TRY IT
Return each line of the entries that mentions the word "subtitle".

Items from an interface collection
»»
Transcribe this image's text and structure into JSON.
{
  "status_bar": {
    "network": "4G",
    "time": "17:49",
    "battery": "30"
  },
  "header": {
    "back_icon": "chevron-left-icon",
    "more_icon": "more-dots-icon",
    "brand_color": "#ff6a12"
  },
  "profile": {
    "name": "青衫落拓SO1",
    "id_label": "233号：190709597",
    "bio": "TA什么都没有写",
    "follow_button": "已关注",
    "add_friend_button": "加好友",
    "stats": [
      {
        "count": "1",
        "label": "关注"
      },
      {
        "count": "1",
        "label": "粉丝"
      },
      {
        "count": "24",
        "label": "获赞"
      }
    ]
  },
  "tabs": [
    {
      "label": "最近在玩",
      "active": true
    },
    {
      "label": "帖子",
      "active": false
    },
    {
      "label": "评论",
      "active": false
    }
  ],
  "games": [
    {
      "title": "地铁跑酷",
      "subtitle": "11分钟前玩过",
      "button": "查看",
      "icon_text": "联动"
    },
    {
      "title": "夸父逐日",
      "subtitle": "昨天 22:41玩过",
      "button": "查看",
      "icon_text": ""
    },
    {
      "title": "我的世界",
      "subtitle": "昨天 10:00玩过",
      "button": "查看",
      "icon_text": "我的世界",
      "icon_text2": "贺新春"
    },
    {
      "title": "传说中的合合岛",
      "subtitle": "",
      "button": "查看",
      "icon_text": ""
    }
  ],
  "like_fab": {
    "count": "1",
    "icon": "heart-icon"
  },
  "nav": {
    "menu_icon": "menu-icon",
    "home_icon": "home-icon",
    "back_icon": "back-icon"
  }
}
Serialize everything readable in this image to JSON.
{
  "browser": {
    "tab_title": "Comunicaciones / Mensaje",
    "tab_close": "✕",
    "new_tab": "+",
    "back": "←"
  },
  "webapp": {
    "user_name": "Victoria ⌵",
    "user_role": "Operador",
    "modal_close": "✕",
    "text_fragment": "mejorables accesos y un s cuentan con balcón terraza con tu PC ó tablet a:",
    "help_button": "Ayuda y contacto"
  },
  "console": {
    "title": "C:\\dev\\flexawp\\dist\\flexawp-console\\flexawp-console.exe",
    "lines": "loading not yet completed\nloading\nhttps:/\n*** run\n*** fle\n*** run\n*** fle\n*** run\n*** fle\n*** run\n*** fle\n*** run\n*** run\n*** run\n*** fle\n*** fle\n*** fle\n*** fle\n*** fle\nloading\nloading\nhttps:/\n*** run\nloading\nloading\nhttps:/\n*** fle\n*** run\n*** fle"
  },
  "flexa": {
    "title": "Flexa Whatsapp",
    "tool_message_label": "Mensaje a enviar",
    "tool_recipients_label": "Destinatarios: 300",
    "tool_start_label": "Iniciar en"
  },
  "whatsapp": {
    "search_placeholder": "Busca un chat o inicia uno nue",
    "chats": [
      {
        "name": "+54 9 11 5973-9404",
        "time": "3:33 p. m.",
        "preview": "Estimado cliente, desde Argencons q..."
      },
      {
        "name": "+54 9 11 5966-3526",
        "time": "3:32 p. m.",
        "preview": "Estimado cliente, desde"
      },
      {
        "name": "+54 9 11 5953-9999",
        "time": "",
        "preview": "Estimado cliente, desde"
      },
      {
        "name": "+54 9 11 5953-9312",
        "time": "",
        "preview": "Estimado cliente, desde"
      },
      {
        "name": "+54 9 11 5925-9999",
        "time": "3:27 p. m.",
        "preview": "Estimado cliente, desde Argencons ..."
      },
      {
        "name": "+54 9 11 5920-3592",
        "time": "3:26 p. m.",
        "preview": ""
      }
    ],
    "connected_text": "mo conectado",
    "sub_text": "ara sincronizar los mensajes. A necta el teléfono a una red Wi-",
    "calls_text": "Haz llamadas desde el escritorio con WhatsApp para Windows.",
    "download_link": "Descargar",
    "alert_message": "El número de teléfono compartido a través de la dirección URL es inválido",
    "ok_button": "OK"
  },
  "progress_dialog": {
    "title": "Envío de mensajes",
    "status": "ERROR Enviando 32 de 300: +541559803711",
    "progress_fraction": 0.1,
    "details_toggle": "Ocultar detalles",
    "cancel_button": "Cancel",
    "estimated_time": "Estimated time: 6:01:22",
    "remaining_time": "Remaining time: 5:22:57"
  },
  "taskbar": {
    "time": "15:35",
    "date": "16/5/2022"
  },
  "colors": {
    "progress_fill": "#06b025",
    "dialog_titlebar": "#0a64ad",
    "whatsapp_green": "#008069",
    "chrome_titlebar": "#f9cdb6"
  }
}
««
EXERCISE RESPONSE
      "subtitle": "11分钟前玩过",
      "subtitle": "昨天 22:41玩过",
      "subtitle": "昨天 10:00玩过",
      "subtitle": "",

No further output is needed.